VSI – from Hamburg to hospitals all over the globe
Hospitals in Germany and abroad have already expressed interest. “In addition to Marienkrankenhaus, Essen University Hospital and a clinic in Calgary, Canada, and one in Valencia, Spain, have already purchased the system,” said Pelzl. VSI is currently undergoing practical tests in the Asklepios clinics in Barmbek and Altona. Tests are planned at another ten hospitals. Last year, Pelzl presented VSI in Singapore, Auckland and London. Trips to India and Thailand are planned for 2019. Pelzl is currently trying to balance sales and further develop the system.
Natural rendering brings colour to 3D images

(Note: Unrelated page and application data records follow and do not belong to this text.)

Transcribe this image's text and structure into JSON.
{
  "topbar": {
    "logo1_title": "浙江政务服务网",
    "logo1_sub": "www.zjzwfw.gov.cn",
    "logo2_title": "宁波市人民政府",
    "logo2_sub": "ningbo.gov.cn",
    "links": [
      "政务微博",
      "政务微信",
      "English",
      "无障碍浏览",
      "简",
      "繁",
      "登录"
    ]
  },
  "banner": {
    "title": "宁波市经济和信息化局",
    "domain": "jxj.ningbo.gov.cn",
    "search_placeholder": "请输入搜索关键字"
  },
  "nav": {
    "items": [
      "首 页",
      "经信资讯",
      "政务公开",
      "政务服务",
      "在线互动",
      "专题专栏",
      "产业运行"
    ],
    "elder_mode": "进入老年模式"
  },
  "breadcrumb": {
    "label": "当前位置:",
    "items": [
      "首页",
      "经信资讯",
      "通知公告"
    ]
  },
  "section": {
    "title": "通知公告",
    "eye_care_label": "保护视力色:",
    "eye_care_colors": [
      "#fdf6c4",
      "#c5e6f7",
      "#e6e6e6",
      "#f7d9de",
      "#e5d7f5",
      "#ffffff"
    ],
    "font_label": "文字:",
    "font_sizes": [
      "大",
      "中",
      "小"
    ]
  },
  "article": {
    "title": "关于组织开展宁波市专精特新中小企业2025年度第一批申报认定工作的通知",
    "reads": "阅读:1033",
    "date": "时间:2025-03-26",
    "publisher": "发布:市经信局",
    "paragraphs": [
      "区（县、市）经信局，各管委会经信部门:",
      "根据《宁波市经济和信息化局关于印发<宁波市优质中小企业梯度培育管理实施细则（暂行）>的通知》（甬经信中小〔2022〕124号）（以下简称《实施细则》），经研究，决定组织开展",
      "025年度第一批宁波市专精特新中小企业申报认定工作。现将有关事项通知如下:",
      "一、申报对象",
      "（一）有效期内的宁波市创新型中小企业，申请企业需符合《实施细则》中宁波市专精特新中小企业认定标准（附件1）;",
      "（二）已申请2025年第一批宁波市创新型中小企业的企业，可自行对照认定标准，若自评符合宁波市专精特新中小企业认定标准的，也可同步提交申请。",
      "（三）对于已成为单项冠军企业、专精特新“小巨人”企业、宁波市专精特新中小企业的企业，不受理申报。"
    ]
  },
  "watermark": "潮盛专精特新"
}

“We have just hired a new employee for sales so that I can devote more time to further development,” said Pelzl. But that also means travelling to learn more about doctors’ needs. Von Lücken wanted nerves and vascular structures to be shown in different colours. “We can now offer this in a completely new way using Natural Rendering,” said Pelzl. Natural Rendering is a new visualization method in which black-and-white MRI and CT images are presented in colour, so that even the finest tissue structures are easier to recognize and appear vivid. Doctors are not the only experts benefitting from improved visualization. Last year, VSI was used to explain medical conditions to patients in Marienkrankenhaus. “We can use 3D models to better explain their illness to patients and to tell them exactly what will happen during the operation. This is extremely helpful,” von Lücken stressed.